Actually, Nocturnal Animals is phenomenally good. Ford artfully manages his narrative jumps, from LA in the present day to New York in flashback and dusty Texas desert. He cuts elegantly from sterile, artificially-lit art galleries to the wife-open desert spaces, finding links and segues: the colour of someone’s hair, the shape of a body.


Adapted from Austin Wright’s novel, Tony And Susan, the film is hung decorously around Susan Morrow (Amy Adams), a visual artist who is drifting through a loveless second marriage to a philandering husband, played by Armie Hammer. She is miserable, can’t sleep. One day, she receives a manuscript through the post of the debut novel written by her ex-husband Edward (Jake Gyllenhaal) – a sensitive figure whose heart she broke twice over. This novel, Nocturnal Creatures, plays out as the film-within-the-film, in which Tony (also played by Gyllenhaal) and his wife and teenage daughter encounter unspeakable horrors on the Interstate.

It is complex and mature film – a significant leap from Ford’s debut, A Single Man. Needless to say, it is beautifully composed; but in Adams, Gyllenhaal and Michael Shannon (as a laconic Texas lawman) the acting is hefty and intense. It fits somewhere between Mulholland Drive and In Cold Blood, but is entirely its own thing. One of the films of the year.
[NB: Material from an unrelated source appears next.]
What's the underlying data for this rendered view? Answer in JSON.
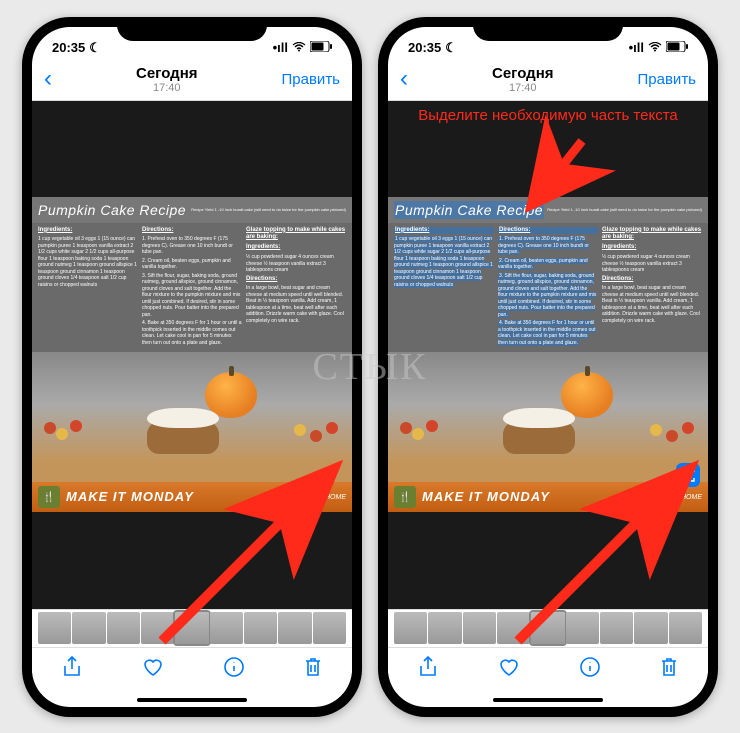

Follow me on Twitter @MichaelBonner

The December 2016 issue of Uncut is now on sale in the UK – featuring our cover story on Pink Floyd, plus a free CD compiled by Lambchop’s Kurt Wagner that includes tracks by Nick Cave & The Bad Seeds, Sleaford Mods, Yo La Tengo, Can. Elsewhere in the issue, there’s TheDamned, Julia Holter, Desert Trip, Midlake, C86, David Pajo, Nils Frahm and the New Classical, David Bowie, Tim Buckley, REM, Norah Jones, Morphine, The Pretenders and more plus 140 reviews


Latest Issue